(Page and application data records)
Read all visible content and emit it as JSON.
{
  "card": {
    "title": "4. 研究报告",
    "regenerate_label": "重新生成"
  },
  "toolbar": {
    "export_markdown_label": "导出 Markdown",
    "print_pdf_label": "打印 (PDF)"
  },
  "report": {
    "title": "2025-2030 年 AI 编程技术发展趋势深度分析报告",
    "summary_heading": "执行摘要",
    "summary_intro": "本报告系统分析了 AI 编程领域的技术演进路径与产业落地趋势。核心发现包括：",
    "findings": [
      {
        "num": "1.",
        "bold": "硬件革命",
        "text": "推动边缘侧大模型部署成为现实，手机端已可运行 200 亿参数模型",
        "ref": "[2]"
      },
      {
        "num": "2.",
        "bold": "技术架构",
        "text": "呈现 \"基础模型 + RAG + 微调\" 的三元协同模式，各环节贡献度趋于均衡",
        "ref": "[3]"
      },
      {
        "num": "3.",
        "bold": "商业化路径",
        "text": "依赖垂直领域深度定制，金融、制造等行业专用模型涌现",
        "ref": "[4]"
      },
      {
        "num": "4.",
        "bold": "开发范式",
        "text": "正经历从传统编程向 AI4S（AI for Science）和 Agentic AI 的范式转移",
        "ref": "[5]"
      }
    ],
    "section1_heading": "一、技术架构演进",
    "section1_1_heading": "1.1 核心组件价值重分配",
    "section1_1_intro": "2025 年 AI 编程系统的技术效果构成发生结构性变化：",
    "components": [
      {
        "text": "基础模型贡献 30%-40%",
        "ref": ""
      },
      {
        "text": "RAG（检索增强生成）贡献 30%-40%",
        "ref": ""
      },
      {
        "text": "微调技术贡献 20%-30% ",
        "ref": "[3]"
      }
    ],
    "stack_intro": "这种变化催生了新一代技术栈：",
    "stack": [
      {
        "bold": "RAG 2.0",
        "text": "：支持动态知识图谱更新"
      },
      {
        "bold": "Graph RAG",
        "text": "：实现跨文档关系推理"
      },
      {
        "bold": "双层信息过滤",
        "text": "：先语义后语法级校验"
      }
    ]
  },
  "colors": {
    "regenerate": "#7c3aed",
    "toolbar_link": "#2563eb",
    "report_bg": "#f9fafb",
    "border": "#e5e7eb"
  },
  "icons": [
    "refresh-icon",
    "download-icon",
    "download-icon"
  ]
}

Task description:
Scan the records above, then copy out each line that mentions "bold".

Problem solution:
        "bold": "硬件革命",
        "bold": "技术架构",
        "bold": "商业化路径",
        "bold": "开发范式",
        "bold": "RAG 2.0",
        "bold": "Graph RAG",
        "bold": "双层信息过滤",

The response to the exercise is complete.